▶ Problem statement: Reproduce the data in full, exactly as given, leaving images out.

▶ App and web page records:
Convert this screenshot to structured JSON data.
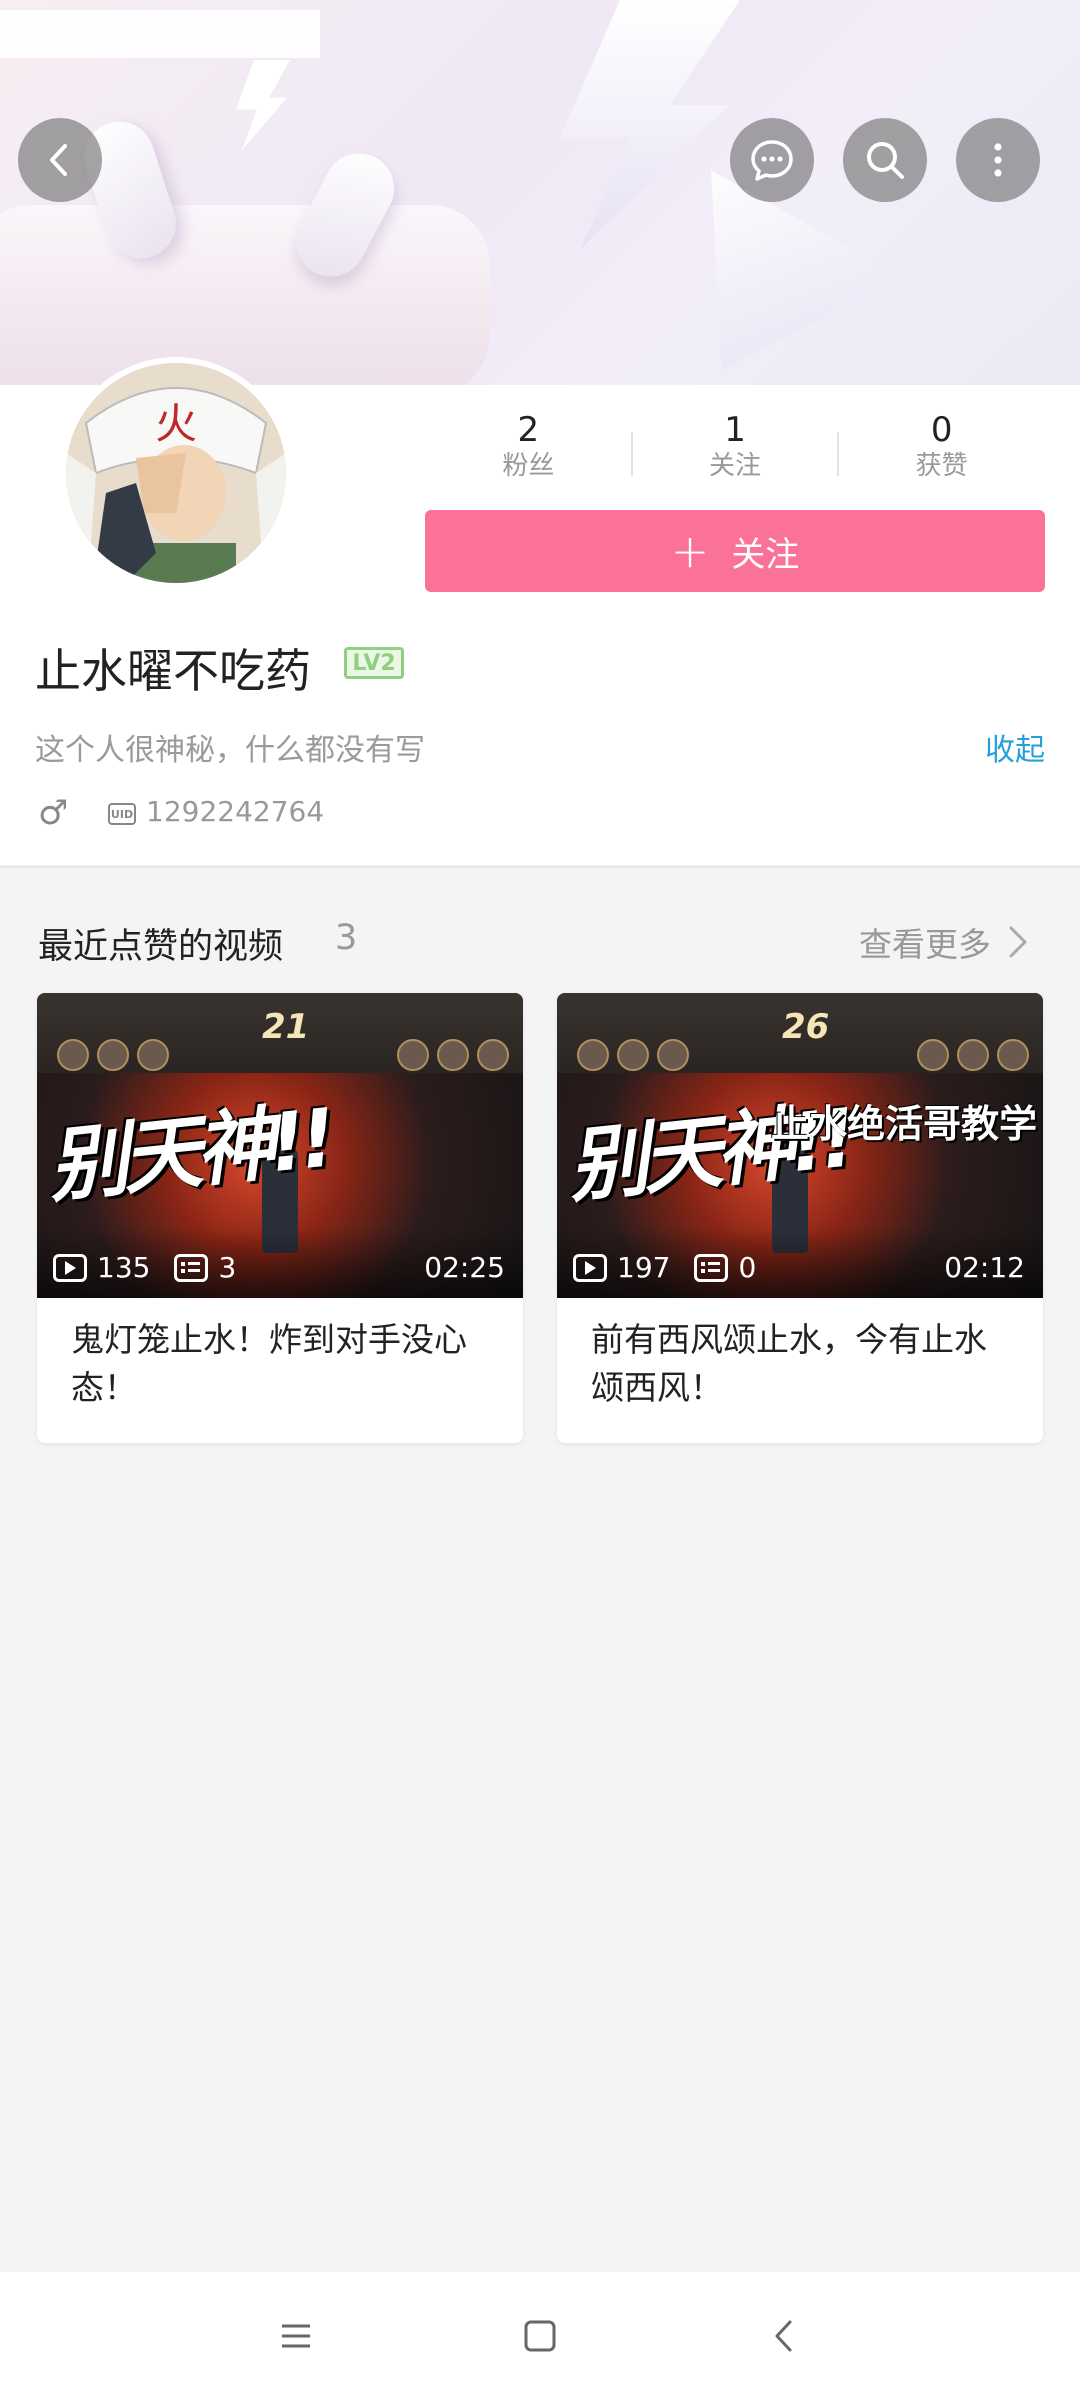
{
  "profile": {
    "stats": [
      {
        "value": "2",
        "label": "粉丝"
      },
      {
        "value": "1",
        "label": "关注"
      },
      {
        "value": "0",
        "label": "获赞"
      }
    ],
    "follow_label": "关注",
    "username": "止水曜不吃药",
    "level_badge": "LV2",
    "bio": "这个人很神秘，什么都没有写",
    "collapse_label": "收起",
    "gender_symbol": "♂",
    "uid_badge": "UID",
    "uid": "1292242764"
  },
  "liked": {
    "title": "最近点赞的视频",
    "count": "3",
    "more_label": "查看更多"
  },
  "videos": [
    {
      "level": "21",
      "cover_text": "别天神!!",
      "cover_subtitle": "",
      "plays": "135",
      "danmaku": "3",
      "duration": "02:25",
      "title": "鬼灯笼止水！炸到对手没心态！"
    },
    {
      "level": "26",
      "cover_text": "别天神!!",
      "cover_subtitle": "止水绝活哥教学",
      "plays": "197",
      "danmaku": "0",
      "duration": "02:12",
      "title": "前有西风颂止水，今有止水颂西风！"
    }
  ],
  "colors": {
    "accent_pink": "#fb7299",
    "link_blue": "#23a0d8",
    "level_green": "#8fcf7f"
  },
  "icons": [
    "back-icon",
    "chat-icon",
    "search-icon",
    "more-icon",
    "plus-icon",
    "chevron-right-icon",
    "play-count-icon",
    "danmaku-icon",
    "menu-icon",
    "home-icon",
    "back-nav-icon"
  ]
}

▶ Answer for this exercise:
Convert this screenshot to structured JSON data.
{
  "profile": {
    "stats": [
      {
        "value": "2",
        "label": "粉丝"
      },
      {
        "value": "1",
        "label": "关注"
      },
      {
        "value": "0",
        "label": "获赞"
      }
    ],
    "follow_label": "关注",
    "username": "止水曜不吃药",
    "level_badge": "LV2",
    "bio": "这个人很神秘，什么都没有写",
    "collapse_label": "收起",
    "gender_symbol": "♂",
    "uid_badge": "UID",
    "uid": "1292242764"
  },
  "liked": {
    "title": "最近点赞的视频",
    "count": "3",
    "more_label": "查看更多"
  },
  "videos": [
    {
      "level": "21",
      "cover_text": "别天神!!",
      "cover_subtitle": "",
      "plays": "135",
      "danmaku": "3",
      "duration": "02:25",
      "title": "鬼灯笼止水！炸到对手没心态！"
    },
    {
      "level": "26",
      "cover_text": "别天神!!",
      "cover_subtitle": "止水绝活哥教学",
      "plays": "197",
      "danmaku": "0",
      "duration": "02:12",
      "title": "前有西风颂止水，今有止水颂西风！"
    }
  ],
  "colors": {
    "accent_pink": "#fb7299",
    "link_blue": "#23a0d8",
    "level_green": "#8fcf7f"
  },
  "icons": [
    "back-icon",
    "chat-icon",
    "search-icon",
    "more-icon",
    "plus-icon",
    "chevron-right-icon",
    "play-count-icon",
    "danmaku-icon",
    "menu-icon",
    "home-icon",
    "back-nav-icon"
  ]
}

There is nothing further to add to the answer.